Aim of the task:
If a line below includes the string "poby는", copy it.

::: Data

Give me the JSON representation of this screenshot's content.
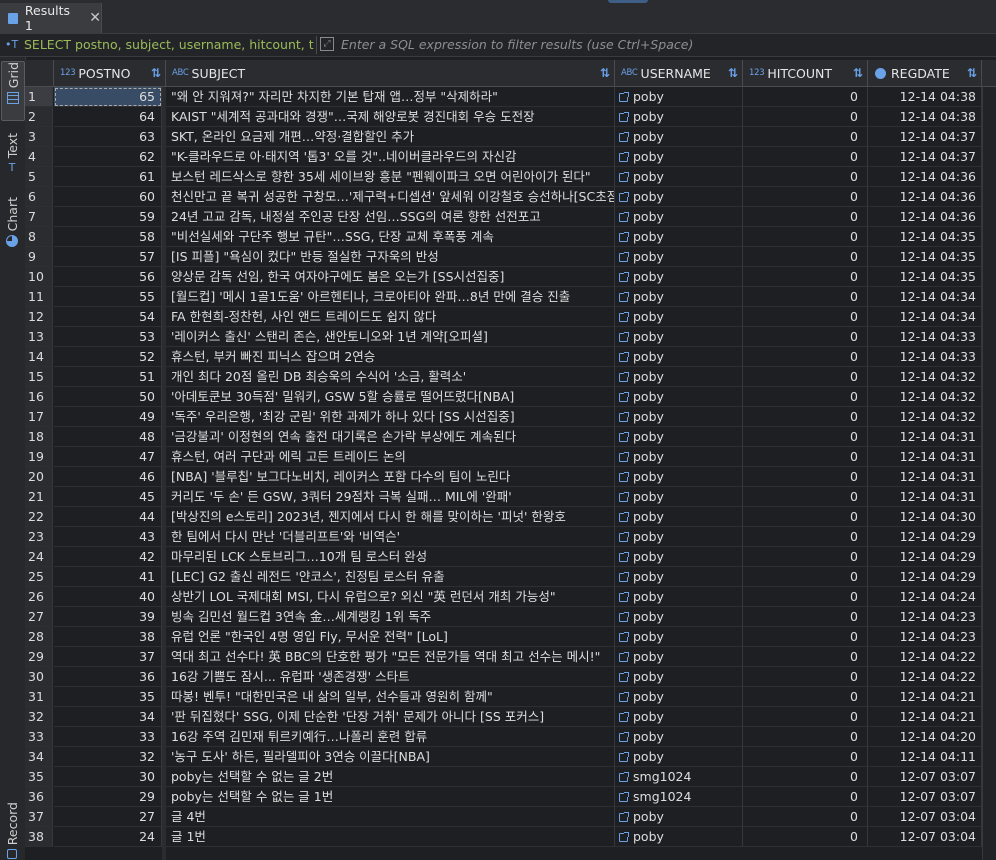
{
  "tab": {
    "label": "Results 1",
    "close": "✕"
  },
  "filter": {
    "sql": "SELECT postno, subject, username, hitcount, tc",
    "placeholder": "Enter a SQL expression to filter results (use Ctrl+Space)"
  },
  "sidebar": {
    "grid": "Grid",
    "text": "Text",
    "chart": "Chart",
    "record": "Record"
  },
  "columns": [
    {
      "type": "123",
      "name": "POSTNO"
    },
    {
      "type": "ABC",
      "name": "SUBJECT"
    },
    {
      "type": "ABC",
      "name": "USERNAME"
    },
    {
      "type": "123",
      "name": "HITCOUNT"
    },
    {
      "type": "clock",
      "name": "REGDATE"
    }
  ],
  "rows": [
    {
      "n": "1",
      "postno": "65",
      "subject": "\"왜 안 지워져?\" 자리만 차지한 기본 탑재 앱…정부 \"삭제하라\"",
      "username": "poby",
      "hitcount": "0",
      "regdate": "12-14 04:38"
    },
    {
      "n": "2",
      "postno": "64",
      "subject": "KAIST \"세계적 공과대와 경쟁\"…국제 해양로봇 경진대회 우승 도전장",
      "username": "poby",
      "hitcount": "0",
      "regdate": "12-14 04:38"
    },
    {
      "n": "3",
      "postno": "63",
      "subject": "SKT, 온라인 요금제 개편…약정·결합할인 추가",
      "username": "poby",
      "hitcount": "0",
      "regdate": "12-14 04:37"
    },
    {
      "n": "4",
      "postno": "62",
      "subject": "\"K-클라우드로 아·태지역 '톱3' 오를 것\"..네이버클라우드의 자신감",
      "username": "poby",
      "hitcount": "0",
      "regdate": "12-14 04:37"
    },
    {
      "n": "5",
      "postno": "61",
      "subject": "보스턴 레드삭스로 향한 35세 세이브왕 흥분 \"펜웨이파크 오면 어린아이가 된다\"",
      "username": "poby",
      "hitcount": "0",
      "regdate": "12-14 04:36"
    },
    {
      "n": "6",
      "postno": "60",
      "subject": "천신만고 끝 복귀 성공한 구창모…'제구력+디셉션' 앞세워 이강철호 승선하나[SC초점]",
      "username": "poby",
      "hitcount": "0",
      "regdate": "12-14 04:36"
    },
    {
      "n": "7",
      "postno": "59",
      "subject": "24년 고교 감독, 내정설 주인공 단장 선임…SSG의 여론 향한 선전포고",
      "username": "poby",
      "hitcount": "0",
      "regdate": "12-14 04:36"
    },
    {
      "n": "8",
      "postno": "58",
      "subject": "\"비선실세와 구단주 행보 규탄\"…SSG, 단장 교체 후폭풍 계속",
      "username": "poby",
      "hitcount": "0",
      "regdate": "12-14 04:35"
    },
    {
      "n": "9",
      "postno": "57",
      "subject": "[IS 피플] \"욕심이 컸다\" 반등 절실한 구자욱의 반성",
      "username": "poby",
      "hitcount": "0",
      "regdate": "12-14 04:35"
    },
    {
      "n": "10",
      "postno": "56",
      "subject": "양상문 감독 선임, 한국 여자야구에도 봄은 오는가 [SS시선집중]",
      "username": "poby",
      "hitcount": "0",
      "regdate": "12-14 04:35"
    },
    {
      "n": "11",
      "postno": "55",
      "subject": "[월드컵] '메시 1골1도움' 아르헨티나, 크로아티아 완파…8년 만에 결승 진출",
      "username": "poby",
      "hitcount": "0",
      "regdate": "12-14 04:34"
    },
    {
      "n": "12",
      "postno": "54",
      "subject": "FA 한현희-정찬헌, 사인 앤드 트레이드도 쉽지 않다",
      "username": "poby",
      "hitcount": "0",
      "regdate": "12-14 04:34"
    },
    {
      "n": "13",
      "postno": "53",
      "subject": "'레이커스 출신' 스탠리 존슨, 샌안토니오와 1년 계약[오피셜]",
      "username": "poby",
      "hitcount": "0",
      "regdate": "12-14 04:33"
    },
    {
      "n": "14",
      "postno": "52",
      "subject": "휴스턴, 부커 빠진 피닉스 잡으며 2연승",
      "username": "poby",
      "hitcount": "0",
      "regdate": "12-14 04:33"
    },
    {
      "n": "15",
      "postno": "51",
      "subject": "개인 최다 20점 올린 DB 최승욱의 수식어 '소금, 활력소'",
      "username": "poby",
      "hitcount": "0",
      "regdate": "12-14 04:32"
    },
    {
      "n": "16",
      "postno": "50",
      "subject": "'아데토쿤보 30득점' 밀워키, GSW 5할 승률로 떨어뜨렸다[NBA]",
      "username": "poby",
      "hitcount": "0",
      "regdate": "12-14 04:32"
    },
    {
      "n": "17",
      "postno": "49",
      "subject": "'독주' 우리은행, '최강 군림' 위한 과제가 하나 있다 [SS 시선집중]",
      "username": "poby",
      "hitcount": "0",
      "regdate": "12-14 04:32"
    },
    {
      "n": "18",
      "postno": "48",
      "subject": "'금강불괴' 이정현의 연속 출전 대기록은 손가락 부상에도 계속된다",
      "username": "poby",
      "hitcount": "0",
      "regdate": "12-14 04:31"
    },
    {
      "n": "19",
      "postno": "47",
      "subject": "휴스턴, 여러 구단과 에릭 고든 트레이드 논의",
      "username": "poby",
      "hitcount": "0",
      "regdate": "12-14 04:31"
    },
    {
      "n": "20",
      "postno": "46",
      "subject": "[NBA] '블루칩' 보그다노비치, 레이커스 포함 다수의 팀이 노린다",
      "username": "poby",
      "hitcount": "0",
      "regdate": "12-14 04:31"
    },
    {
      "n": "21",
      "postno": "45",
      "subject": "커리도 '두 손' 든 GSW, 3쿼터 29점차 극복 실패… MIL에 '완패'",
      "username": "poby",
      "hitcount": "0",
      "regdate": "12-14 04:31"
    },
    {
      "n": "22",
      "postno": "44",
      "subject": "[박상진의 e스토리] 2023년, 젠지에서 다시 한 해를 맞이하는 '피넛' 한왕호",
      "username": "poby",
      "hitcount": "0",
      "regdate": "12-14 04:30"
    },
    {
      "n": "23",
      "postno": "43",
      "subject": "한 팀에서 다시 만난 '더블리프트'와 '비역슨'",
      "username": "poby",
      "hitcount": "0",
      "regdate": "12-14 04:29"
    },
    {
      "n": "24",
      "postno": "42",
      "subject": "마무리된 LCK 스토브리그…10개 팀 로스터 완성",
      "username": "poby",
      "hitcount": "0",
      "regdate": "12-14 04:29"
    },
    {
      "n": "25",
      "postno": "41",
      "subject": "[LEC] G2 출신 레전드 '얀코스', 친정팀 로스터 유출",
      "username": "poby",
      "hitcount": "0",
      "regdate": "12-14 04:29"
    },
    {
      "n": "26",
      "postno": "40",
      "subject": "상반기 LOL 국제대회 MSI, 다시 유럽으로? 외신 \"英 런던서 개최 가능성\"",
      "username": "poby",
      "hitcount": "0",
      "regdate": "12-14 04:24"
    },
    {
      "n": "27",
      "postno": "39",
      "subject": "빙속 김민선 월드컵 3연속 金…세계랭킹 1위 독주",
      "username": "poby",
      "hitcount": "0",
      "regdate": "12-14 04:23"
    },
    {
      "n": "28",
      "postno": "38",
      "subject": "유럽 언론 \"한국인 4명 영입 Fly, 무서운 전력\" [LoL]",
      "username": "poby",
      "hitcount": "0",
      "regdate": "12-14 04:23"
    },
    {
      "n": "29",
      "postno": "37",
      "subject": "역대 최고 선수다! 英 BBC의 단호한 평가 \"모든 전문가들 역대 최고 선수는 메시!\"",
      "username": "poby",
      "hitcount": "0",
      "regdate": "12-14 04:22"
    },
    {
      "n": "30",
      "postno": "36",
      "subject": "16강 기쁨도 잠시... 유럽파 '생존경쟁' 스타트",
      "username": "poby",
      "hitcount": "0",
      "regdate": "12-14 04:22"
    },
    {
      "n": "31",
      "postno": "35",
      "subject": "따봉! 벤투! \"대한민국은 내 삶의 일부, 선수들과 영원히 함께\"",
      "username": "poby",
      "hitcount": "0",
      "regdate": "12-14 04:21"
    },
    {
      "n": "32",
      "postno": "34",
      "subject": "'판 뒤집혔다' SSG, 이제 단순한 '단장 거취' 문제가 아니다 [SS 포커스]",
      "username": "poby",
      "hitcount": "0",
      "regdate": "12-14 04:21"
    },
    {
      "n": "33",
      "postno": "33",
      "subject": "16강 주역 김민재 튀르키예行…나폴리 훈련 합류",
      "username": "poby",
      "hitcount": "0",
      "regdate": "12-14 04:20"
    },
    {
      "n": "34",
      "postno": "32",
      "subject": "'농구 도사' 하든, 필라델피아 3연승 이끌다[NBA]",
      "username": "poby",
      "hitcount": "0",
      "regdate": "12-14 04:11"
    },
    {
      "n": "35",
      "postno": "30",
      "subject": "poby는 선택할 수 없는 글 2번",
      "username": "smg1024",
      "hitcount": "0",
      "regdate": "12-07 03:07"
    },
    {
      "n": "36",
      "postno": "29",
      "subject": "poby는 선택할 수 없는 글 1번",
      "username": "smg1024",
      "hitcount": "0",
      "regdate": "12-07 03:07"
    },
    {
      "n": "37",
      "postno": "27",
      "subject": "글 4번",
      "username": "poby",
      "hitcount": "0",
      "regdate": "12-07 03:04"
    },
    {
      "n": "38",
      "postno": "24",
      "subject": "글 1번",
      "username": "poby",
      "hitcount": "0",
      "regdate": "12-07 03:04"
    }
  ]
}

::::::

Expected answer:
      "subject": "poby는 선택할 수 없는 글 2번",
      "subject": "poby는 선택할 수 없는 글 1번",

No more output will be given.